Monday, January 10, 2011

March of the Androids

android_appsEarly last year when the iPad arrived on the scene, my African iPad series imagined what an Africa-specific tablet would be like and concluded with a concept of a tablet that ran on Google’s mobile OS, Android. Now, in January 2011, three Android tablets are prominent right now in the Nigerian market. The Samsung Galaxy Tab, the Starcomms MyPad and Encipher Group’s Inye.

The Samsung Galaxy Tab is being marketed via a partnership between Samsung Nigeria and Etisalat. The Galaxy Tab is the world’s most successful android tablet so far. At 7 inches, it is significantly smaller than the iPad, but that is what some people like about it, and you can make calls from it without going through a special VOIP app like Skype. Coming from one of the top electronics companies on the planet, the device has the characteristic Samsung quality and very nice specs (available here). It’s being offered at 125,000 naira which includes 250MB of internet data, free calling minutes and free text messages per month for 12 months.

Starcomms should be commended for creating their so-called MyPad. This device is a self-branded Android tablet so clearly meant to be a “Nigerian iPad” that they named it after the Apple product and even use an image of the iPad on their marketing products (which is rather silly). It must be said that Starcomms continues to be the local telco that stretches its boundaries and thinks outside the box. Unless the promo is over, they are offering a deal at 75,000 naira that includes the MyPad with their new wireless izap modem with 250 hours of unlimited internet data valid for three months. By itself, the MyPad is 55,000 naira.

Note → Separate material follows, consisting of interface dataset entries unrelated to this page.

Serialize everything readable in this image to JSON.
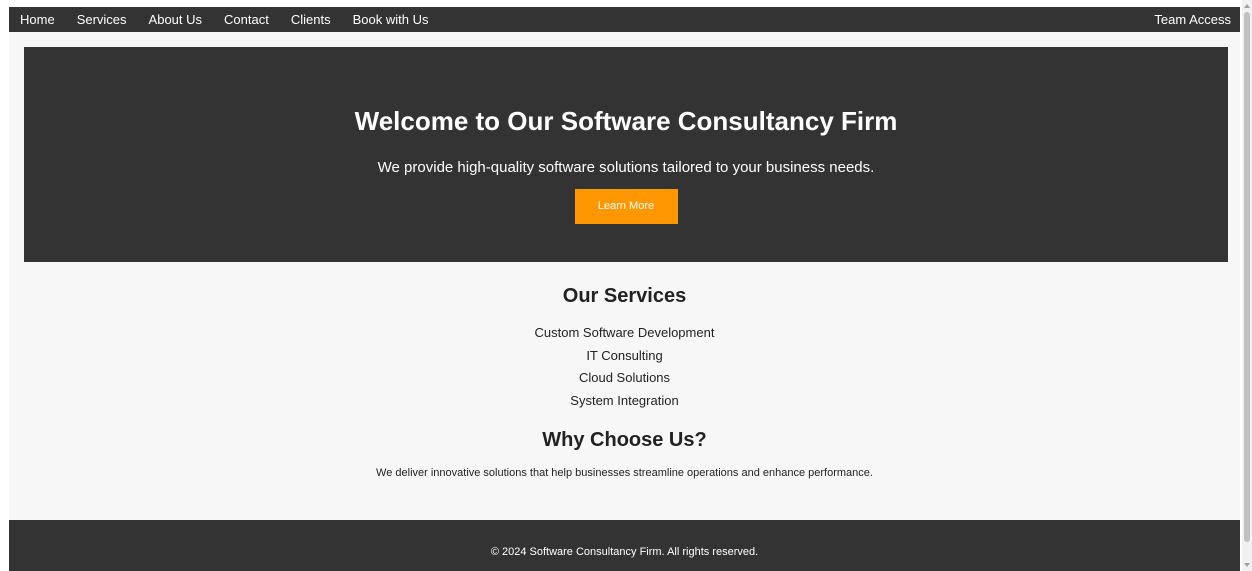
{
  "nav": {
    "items": [
      {
        "label": "Home"
      },
      {
        "label": "Services"
      },
      {
        "label": "About Us"
      },
      {
        "label": "Contact"
      },
      {
        "label": "Clients"
      },
      {
        "label": "Book with Us"
      }
    ],
    "right_label": "Team Access"
  },
  "hero": {
    "title": "Welcome to Our Software Consultancy Firm",
    "subtitle": "We provide high-quality software solutions tailored to your business needs.",
    "button_label": "Learn More"
  },
  "services": {
    "title": "Our Services",
    "items": [
      "Custom Software Development",
      "IT Consulting",
      "Cloud Solutions",
      "System Integration"
    ]
  },
  "why": {
    "title": "Why Choose Us?",
    "text": "We deliver innovative solutions that help businesses streamline operations and enhance performance."
  },
  "footer": {
    "text": "© 2024 Software Consultancy Firm. All rights reserved."
  },
  "colors": {
    "dark": "#333333",
    "accent": "#ff9800",
    "background": "#f7f7f7"
  }
}
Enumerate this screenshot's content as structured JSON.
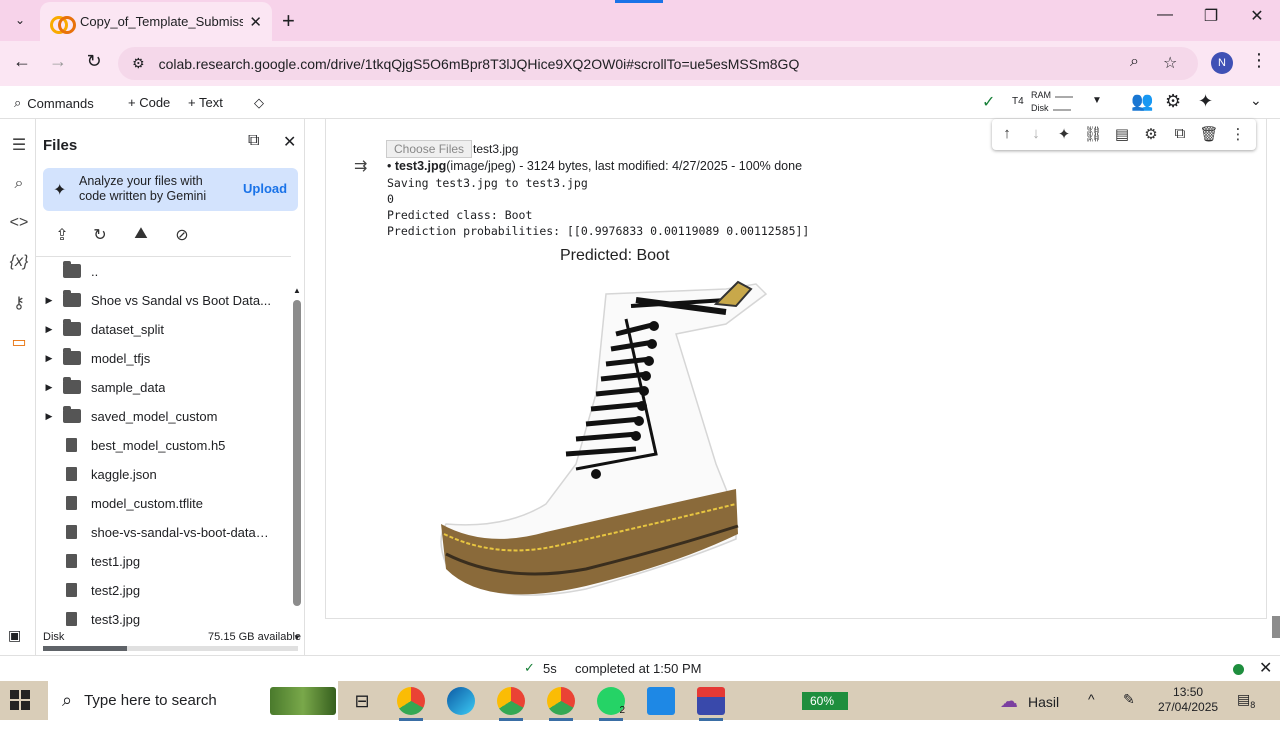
{
  "browser": {
    "tab_title": "Copy_of_Template_Submission",
    "url": "colab.research.google.com/drive/1tkqQjgS5O6mBpr8T3lJQHice9XQ2OW0i#scrollTo=ue5esMSSm8GQ",
    "profile_initial": "N"
  },
  "colab_toolbar": {
    "commands": "Commands",
    "code": "+ Code",
    "text": "+ Text",
    "runtime": "T4",
    "ram": "RAM",
    "disk": "Disk"
  },
  "files_panel": {
    "title": "Files",
    "gemini_text": "Analyze your files with code written by Gemini",
    "upload": "Upload",
    "items": [
      {
        "name": "..",
        "type": "parent"
      },
      {
        "name": "Shoe vs Sandal vs Boot Data...",
        "type": "folder"
      },
      {
        "name": "dataset_split",
        "type": "folder"
      },
      {
        "name": "model_tfjs",
        "type": "folder"
      },
      {
        "name": "sample_data",
        "type": "folder"
      },
      {
        "name": "saved_model_custom",
        "type": "folder"
      },
      {
        "name": "best_model_custom.h5",
        "type": "file"
      },
      {
        "name": "kaggle.json",
        "type": "file"
      },
      {
        "name": "model_custom.tflite",
        "type": "file"
      },
      {
        "name": "shoe-vs-sandal-vs-boot-datas...",
        "type": "file"
      },
      {
        "name": "test1.jpg",
        "type": "file"
      },
      {
        "name": "test2.jpg",
        "type": "file"
      },
      {
        "name": "test3.jpg",
        "type": "file"
      }
    ],
    "disk_label": "Disk",
    "disk_available": "75.15 GB available",
    "disk_used_fraction": 0.33
  },
  "cell_output": {
    "choose_files": "Choose Files",
    "chosen_file": "test3.jpg",
    "upload_file_bold": "test3.jpg",
    "upload_file_rest": "(image/jpeg) - 3124 bytes, last modified: 4/27/2025 - 100% done",
    "lines": [
      "Saving test3.jpg to test3.jpg",
      "0",
      "Predicted class: Boot",
      "Prediction probabilities: [[0.9976833  0.00119089 0.00112585]]"
    ],
    "plot_title": "Predicted: Boot"
  },
  "statusbar": {
    "duration": "5s",
    "completed": "completed at 1:50 PM"
  },
  "taskbar": {
    "search_placeholder": "Type here to search",
    "battery": "60%",
    "weather": "Hasil",
    "whatsapp_badge": "2",
    "time": "13:50",
    "date": "27/04/2025",
    "notif_badge": "8"
  }
}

Then there’s the Inye. If the Galaxy Tab and the MyPad got married and had a child it would be the Inye. This 7 inch Nigerian-branded Android tablet retails for 45,000 naira and the specs are available on the product page.

I’m not one to do feature by feature comparisons or in-depth product reviews, but I will say what strikes me the most about these 3 products. I think the Inye stands apart from the others. In creating this product, Saheed Adepoju and Anibe Agamah come closest to the clarity of vision Steve Jobs has for the iPad or the Googlers have for the Android platform.

Ultimately Etisalat and Starcomms are telecommunications companies, Nigerian telecommunications companies at that. Their business is to get people making phone calls and browsing the internet charging airtime by the second and internet time by the kilobyte. Consequently I think they will treat the Galaxy Tab and the MyPad just like handsets and PCs. In a sense they are complete devices in themselves and all Etisalat and Starcomms have to do is market them vigorously and watch the money roll in (or not, if the populace doesn’t bite). Despite having their name on it, at the end of the day it’s one product in their list of products and services. It says a lot that Starcomms doesn’t have a product page for their tablet. Never mind, Etisalat who have no stake real stake with the Samsung and could easily add the Motorola Xoom, the Apple iPad or indeed the Inye to their stable without blinking an eye.

Not so the Inye. This tablet is a platform effort as evidenced by several initiatives by Encipher Group. For one thing, they plan for an App store akin to the Android Market or the Apple App store where you and I can find specifically relevant apps for Nigeria and Africa. This app store will bundle in mobile payment systems native to Africa to enable users purchase apps and developers monetise. Secondly, very early in the development cycle, Encipher Group’s Saheed Adepoju began to engage the Nigerian tech community focusing on winning the hearts and minds of these early adopters and I think the input of this group may have helped shape what this product will eventually look like. Thirdly they are partnering with content providers whose business is bringing the technology to African culture and African culture to technology. Lastly, they have a full supply chain system in the works with customer support. In other words, they are committed to shaping this product to the environment it is designed for.

Of course their success is not assured, Samsung is, well, Samsung and a lot of Nigerians really don’t have confidence in Nigeria-branded electronics, though the lower price may make it attractive. Furthermore, Etisalat, Samsung and Starcomms have deep pockets and wide distribution networks already in place that really won’t cost them anything extra to leverage on for their tablets. However, the Inye has one thing I believe the others are lacking and that is depth. Inye is being shaped to be a 21st century computing device that resonates with the Nigerians. It will be uniquely ours. It might well be the Nigerian iPad. Having said that, they may want to explore partnering with a Telco like Samsung did to create a bundle of some sort, though I would be surprised if they are more interested in maintaining a distance from the Airtels and MTNs.

Time will tell of course. With the ease of churning out Android-based devices, all three will need to stand out among a deluge of devices that will hit the global and local market this year and it will be a monumental effort for either the MyPad and the Inye not to be lost in the crowd. They will need to find a way to hook into our lives and for the moment at least, the Inye has the better strategy.

One way or the other, we Nigerians will win. Just as we leapfrogged the West with our adoption of mobile phones, we will leapfrog in our adoption of the next decade’s computing platforms.


Android Image Courtesy of Android Guys.